If you're really, really new to this and don't know where to start... Part 2



  • Full Install, continued

    Okay, so we have a nice new shiny .iso of Kali that has been verified as a clean copy. Next we want to get this copied to a USB so we can install it on our soon-to-be Linux computer.

    I like using a program called Etcher to do this. It's incredibly simple to use. You can use other methods to make a USB bootable, but this is just my preference. Go to etcher.io in your web browser on your current system and download the appropriate version. Install the program. Insert a blank USB (Etcher will overwrite anything on the USB drive!!) and run the program. It should detect the USB drive. Navigate to an select the .iso for Kali that you saved. Start the program. It will format and copy your .iso and verify it. This will only take a few minutes. It will tell you that it has completed, and you can eject the USB drive and remove it from your system. That's it! I like simple.

    Now, the next part can be a little tricky. You need to make sure that your donor computer that you are loading to is set to boot from a USB. Of course, the easy way to check this is to insert the USB with your Kali Linux, and power up the computer. If it boots up with the Kali Linux menu, then you are good to go. If not, you are going to need to change the settings in your BIOS (Basic Input Output System) or UEFI (Universal Extensible Firmware Interface). This is the first thing your computer loads when it starts up that identifies the hardware and goes looking for an operating system.

    If you cannot boot from a USB, that is going to be a bit more involved. You may need to Google "set [my type of computer] to boot from USB" or "change BIOS settings in [my type of computer]" or something similar to get the specifics of your system. There are too many variations to cover in this post. If you run into serious problems figuring this out... ask for help 😃 That's what we're here for.

    Assuming you have gotten the computer to boot from the USB, we can proceed with installing Kali to the computer. The following video gives a quick overview of the installation process. If you are reading this, you likely do not understand disk partitioning. In the part where he reaches partitioning, just select the "Guided partioning" and "use full disk". The Installation will walk you through it; if you don't understand a term, just select the defaults and you should be fine.

    Youtube Video

    Once you have finished the installation, you can exit and restart the computer and you should load right into Kali. It will ask you for the username ( which is "root" ; we will need to change that in a later post. You do not really want to run a system as the root for extended periods) and the password you created during installation. Congratulations! You now have a Kali system 😃

    Next step is to go to the range page at www.azcwr.org, click the Resources tab, and the Learning resources tab. From there start with Linux Journey. It will start teaching you how to use your new Linux system. The range suggests a minimum that you will need to get going, but I strongly suggest that you go through the entire Linux Journey tutorials. It will give you an understanding that will help you going forward.

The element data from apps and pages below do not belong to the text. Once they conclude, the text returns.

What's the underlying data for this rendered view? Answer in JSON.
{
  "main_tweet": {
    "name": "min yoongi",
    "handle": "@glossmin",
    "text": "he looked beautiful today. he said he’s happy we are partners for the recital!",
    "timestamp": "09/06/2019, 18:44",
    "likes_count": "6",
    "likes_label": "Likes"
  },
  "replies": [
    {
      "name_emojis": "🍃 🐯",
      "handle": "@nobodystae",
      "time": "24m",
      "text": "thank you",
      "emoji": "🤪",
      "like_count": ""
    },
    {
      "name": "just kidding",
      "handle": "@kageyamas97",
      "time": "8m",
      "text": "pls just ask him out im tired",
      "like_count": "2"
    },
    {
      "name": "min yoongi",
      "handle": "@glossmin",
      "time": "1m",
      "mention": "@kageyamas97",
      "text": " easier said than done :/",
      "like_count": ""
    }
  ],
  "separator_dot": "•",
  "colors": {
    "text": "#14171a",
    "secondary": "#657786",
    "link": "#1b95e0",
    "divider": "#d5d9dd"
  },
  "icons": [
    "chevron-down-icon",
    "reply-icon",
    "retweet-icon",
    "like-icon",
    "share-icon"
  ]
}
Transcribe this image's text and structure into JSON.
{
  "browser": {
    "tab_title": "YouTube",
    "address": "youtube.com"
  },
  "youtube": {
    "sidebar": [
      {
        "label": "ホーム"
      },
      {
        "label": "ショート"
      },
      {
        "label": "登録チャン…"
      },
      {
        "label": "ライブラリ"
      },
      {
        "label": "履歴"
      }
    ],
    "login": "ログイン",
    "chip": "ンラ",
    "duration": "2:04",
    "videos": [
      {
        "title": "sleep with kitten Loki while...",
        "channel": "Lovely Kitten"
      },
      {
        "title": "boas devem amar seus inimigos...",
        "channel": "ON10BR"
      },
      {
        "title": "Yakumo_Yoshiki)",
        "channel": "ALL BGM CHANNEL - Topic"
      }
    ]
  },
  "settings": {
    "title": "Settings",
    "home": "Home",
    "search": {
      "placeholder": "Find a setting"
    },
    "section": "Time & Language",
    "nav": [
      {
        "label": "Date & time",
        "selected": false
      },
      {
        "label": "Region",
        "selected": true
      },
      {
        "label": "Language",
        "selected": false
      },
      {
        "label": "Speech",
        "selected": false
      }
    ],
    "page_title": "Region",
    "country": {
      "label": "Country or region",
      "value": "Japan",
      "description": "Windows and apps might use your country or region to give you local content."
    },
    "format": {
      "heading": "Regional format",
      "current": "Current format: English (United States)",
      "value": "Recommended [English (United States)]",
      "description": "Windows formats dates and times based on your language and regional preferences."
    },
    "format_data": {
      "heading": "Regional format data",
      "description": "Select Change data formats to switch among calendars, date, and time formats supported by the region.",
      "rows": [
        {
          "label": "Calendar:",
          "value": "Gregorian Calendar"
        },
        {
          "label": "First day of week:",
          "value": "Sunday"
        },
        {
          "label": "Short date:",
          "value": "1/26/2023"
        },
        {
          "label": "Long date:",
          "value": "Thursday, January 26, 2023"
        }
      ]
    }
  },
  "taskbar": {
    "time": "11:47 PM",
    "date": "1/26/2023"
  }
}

    In the next part, we will cover setting up a Kali VM, instead of a full system install.